pond feature set in patioWater Gardens — Adding a water garden is a great way to introduce new textures to your landscape; even a gentle fountain can add relaxing sounds to your backyard oasis. Just make sure that your water garden isn’t providing mosquitoes with a breeding ground. Bacillus thuringiensis israelensis (Bti) is safe for plants and animals; added to any permanent water feature in the landscape, it will prevent mosquitoes from becoming a problem.

Dog vomit slime mold on ground under shrubSlime Molds — Slime molds can be a shocking sight in the garden, but they are relatively harmless and usually dissipate on their own. Slime mold is caused by the fruiting bodies of Myxomycetes, a type of fungi regularly present in soil. It’s during these humid summer days that you may see slime mold develop. It may look like your lawn has been spray painted with black or grey paint. Or, in the case of “dog vomit” slime mold (Fuligo septica), you may see what looks like yellow foam in your landscape. There are no fungicides to treat slime mold, but you can lightly mow, rake, or use a forceful stream of water to break it up and restore your landscape to its aesthetic glory.

Read the full August issue.

Or subscribe today, and receive it directly by e-mail.

Mosquitos Bugging You?

Everyone in Florida knows mosquitos and the trouble they bring with them.  Now that it’s starting to warm up, we’ll start seeing more of these bothersome pests.  But, if you have a backyard pond, you may have more mosquitos than you bargained for since they like to lay their eggs in water.  You can help control the mosquitos by getting gambusia, or mosquitofish, for your pond.  Here is some more information about gambusia.  You can also hear more about gambusia today on Gardening in a Minute.

Gambusia are excellent additions to your backyard pond. They are plain little fish that are excellent at controlling mosquitos.

Gambusia are small and stout, dull olive grey, with a rounded tail and an upturned mouth adapted for feeding at the water’s surface.

These fish can be found in virtually every freshwater habitat in the Eastern and Southern United States.

Gambusia are often called mosquitofish or pot-gut minnows.
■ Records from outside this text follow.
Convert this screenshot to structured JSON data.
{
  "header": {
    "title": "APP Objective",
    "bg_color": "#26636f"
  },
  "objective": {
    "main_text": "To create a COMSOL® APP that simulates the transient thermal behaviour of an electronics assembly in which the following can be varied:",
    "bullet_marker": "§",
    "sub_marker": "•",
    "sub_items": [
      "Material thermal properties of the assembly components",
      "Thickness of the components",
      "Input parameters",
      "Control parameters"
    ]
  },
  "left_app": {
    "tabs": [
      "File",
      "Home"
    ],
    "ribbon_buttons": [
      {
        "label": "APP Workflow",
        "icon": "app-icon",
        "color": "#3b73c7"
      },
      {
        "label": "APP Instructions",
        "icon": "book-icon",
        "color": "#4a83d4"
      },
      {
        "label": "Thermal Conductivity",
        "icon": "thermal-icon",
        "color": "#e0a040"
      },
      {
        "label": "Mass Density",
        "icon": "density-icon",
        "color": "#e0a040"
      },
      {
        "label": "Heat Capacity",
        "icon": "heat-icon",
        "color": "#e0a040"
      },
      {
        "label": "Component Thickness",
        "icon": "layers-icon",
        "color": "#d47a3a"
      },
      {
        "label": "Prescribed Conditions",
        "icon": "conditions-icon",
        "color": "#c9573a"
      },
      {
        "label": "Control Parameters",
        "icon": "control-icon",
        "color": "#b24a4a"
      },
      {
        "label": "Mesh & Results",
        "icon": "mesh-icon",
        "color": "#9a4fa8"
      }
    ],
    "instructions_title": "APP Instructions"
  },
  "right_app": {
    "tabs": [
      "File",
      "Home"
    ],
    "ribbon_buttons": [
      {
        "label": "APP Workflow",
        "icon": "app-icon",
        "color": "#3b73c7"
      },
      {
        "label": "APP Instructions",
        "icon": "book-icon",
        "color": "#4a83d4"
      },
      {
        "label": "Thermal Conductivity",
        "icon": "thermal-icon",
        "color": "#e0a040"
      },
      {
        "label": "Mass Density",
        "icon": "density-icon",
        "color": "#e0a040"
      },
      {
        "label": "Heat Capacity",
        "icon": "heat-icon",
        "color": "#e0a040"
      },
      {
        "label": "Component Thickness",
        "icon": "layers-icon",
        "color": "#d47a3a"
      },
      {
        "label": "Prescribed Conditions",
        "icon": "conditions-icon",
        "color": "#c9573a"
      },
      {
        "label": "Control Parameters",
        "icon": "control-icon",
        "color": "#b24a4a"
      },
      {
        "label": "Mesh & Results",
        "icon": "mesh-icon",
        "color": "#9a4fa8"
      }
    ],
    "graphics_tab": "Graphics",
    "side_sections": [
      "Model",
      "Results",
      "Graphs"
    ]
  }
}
They are viviparous which means they give birth to live young rather than lay eggs.

They feed readily on larval and pupal stages of mosquitos and have been stocked virtually world-wide for mosquito control.

They are remarkably hardy, surviving in waters of very low oxygen, high salinities, and high temperatures.
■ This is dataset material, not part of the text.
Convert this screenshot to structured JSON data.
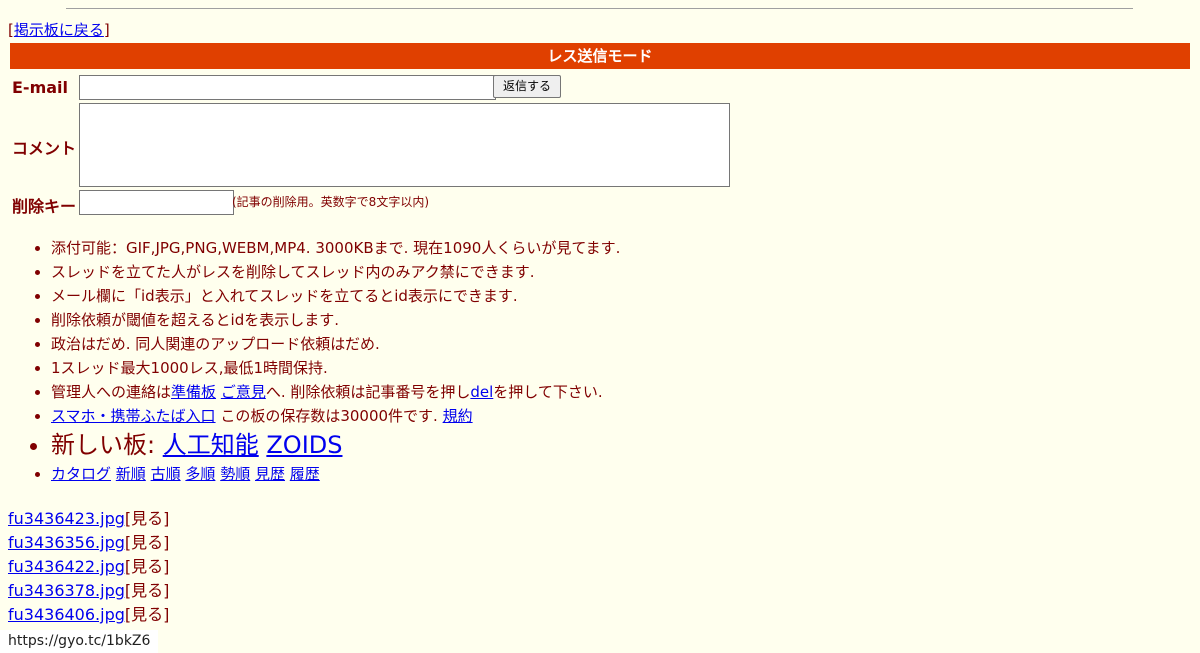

If you have a pond, add mosquitofish to make summertime more comfortable.